# ACTIVITY
Give back the entries below verbatim.

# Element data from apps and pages
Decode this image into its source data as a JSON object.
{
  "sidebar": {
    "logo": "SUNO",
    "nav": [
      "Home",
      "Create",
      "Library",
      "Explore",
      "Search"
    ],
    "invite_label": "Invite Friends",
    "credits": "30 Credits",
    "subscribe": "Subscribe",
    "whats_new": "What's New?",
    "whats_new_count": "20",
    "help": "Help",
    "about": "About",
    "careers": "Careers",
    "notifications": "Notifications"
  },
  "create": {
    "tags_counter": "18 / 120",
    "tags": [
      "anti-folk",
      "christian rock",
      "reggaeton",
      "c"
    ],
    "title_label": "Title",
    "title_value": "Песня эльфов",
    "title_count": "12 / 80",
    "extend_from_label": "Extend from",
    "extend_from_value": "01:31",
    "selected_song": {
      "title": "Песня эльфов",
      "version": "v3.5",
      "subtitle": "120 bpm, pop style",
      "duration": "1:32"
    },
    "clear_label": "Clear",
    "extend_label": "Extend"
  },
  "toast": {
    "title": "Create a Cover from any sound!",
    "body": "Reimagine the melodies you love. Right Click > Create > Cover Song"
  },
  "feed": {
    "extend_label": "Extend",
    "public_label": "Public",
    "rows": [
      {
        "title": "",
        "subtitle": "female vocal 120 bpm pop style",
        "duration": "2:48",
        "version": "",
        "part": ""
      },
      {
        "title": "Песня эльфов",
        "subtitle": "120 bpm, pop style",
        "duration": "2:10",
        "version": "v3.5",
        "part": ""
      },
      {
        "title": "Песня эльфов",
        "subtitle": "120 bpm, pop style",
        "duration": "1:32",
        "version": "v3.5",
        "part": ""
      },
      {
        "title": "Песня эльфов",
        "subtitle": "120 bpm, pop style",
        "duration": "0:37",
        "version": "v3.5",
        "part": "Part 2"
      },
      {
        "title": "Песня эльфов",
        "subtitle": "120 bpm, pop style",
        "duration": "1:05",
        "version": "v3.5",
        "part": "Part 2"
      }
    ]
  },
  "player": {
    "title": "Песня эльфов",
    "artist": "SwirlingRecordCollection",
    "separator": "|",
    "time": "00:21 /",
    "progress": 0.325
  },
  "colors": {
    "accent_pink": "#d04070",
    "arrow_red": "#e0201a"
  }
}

# EXERCISE ANSWER
Decode this image into its source data as a JSON object.
{
  "sidebar": {
    "logo": "SUNO",
    "nav": [
      "Home",
      "Create",
      "Library",
      "Explore",
      "Search"
    ],
    "invite_label": "Invite Friends",
    "credits": "30 Credits",
    "subscribe": "Subscribe",
    "whats_new": "What's New?",
    "whats_new_count": "20",
    "help": "Help",
    "about": "About",
    "careers": "Careers",
    "notifications": "Notifications"
  },
  "create": {
    "tags_counter": "18 / 120",
    "tags": [
      "anti-folk",
      "christian rock",
      "reggaeton",
      "c"
    ],
    "title_label": "Title",
    "title_value": "Песня эльфов",
    "title_count": "12 / 80",
    "extend_from_label": "Extend from",
    "extend_from_value": "01:31",
    "selected_song": {
      "title": "Песня эльфов",
      "version": "v3.5",
      "subtitle": "120 bpm, pop style",
      "duration": "1:32"
    },
    "clear_label": "Clear",
    "extend_label": "Extend"
  },
  "toast": {
    "title": "Create a Cover from any sound!",
    "body": "Reimagine the melodies you love. Right Click > Create > Cover Song"
  },
  "feed": {
    "extend_label": "Extend",
    "public_label": "Public",
    "rows": [
      {
        "title": "",
        "subtitle": "female vocal 120 bpm pop style",
        "duration": "2:48",
        "version": "",
        "part": ""
      },
      {
        "title": "Песня эльфов",
        "subtitle": "120 bpm, pop style",
        "duration": "2:10",
        "version": "v3.5",
        "part": ""
      },
      {
        "title": "Песня эльфов",
        "subtitle": "120 bpm, pop style",
        "duration": "1:32",
        "version": "v3.5",
        "part": ""
      },
      {
        "title": "Песня эльфов",
        "subtitle": "120 bpm, pop style",
        "duration": "0:37",
        "version": "v3.5",
        "part": "Part 2"
      },
      {
        "title": "Песня эльфов",
        "subtitle": "120 bpm, pop style",
        "duration": "1:05",
        "version": "v3.5",
        "part": "Part 2"
      }
    ]
  },
  "player": {
    "title": "Песня эльфов",
    "artist": "SwirlingRecordCollection",
    "separator": "|",
    "time": "00:21 /",
    "progress": 0.325
  },
  "colors": {
    "accent_pink": "#d04070",
    "arrow_red": "#e0201a"
  }
}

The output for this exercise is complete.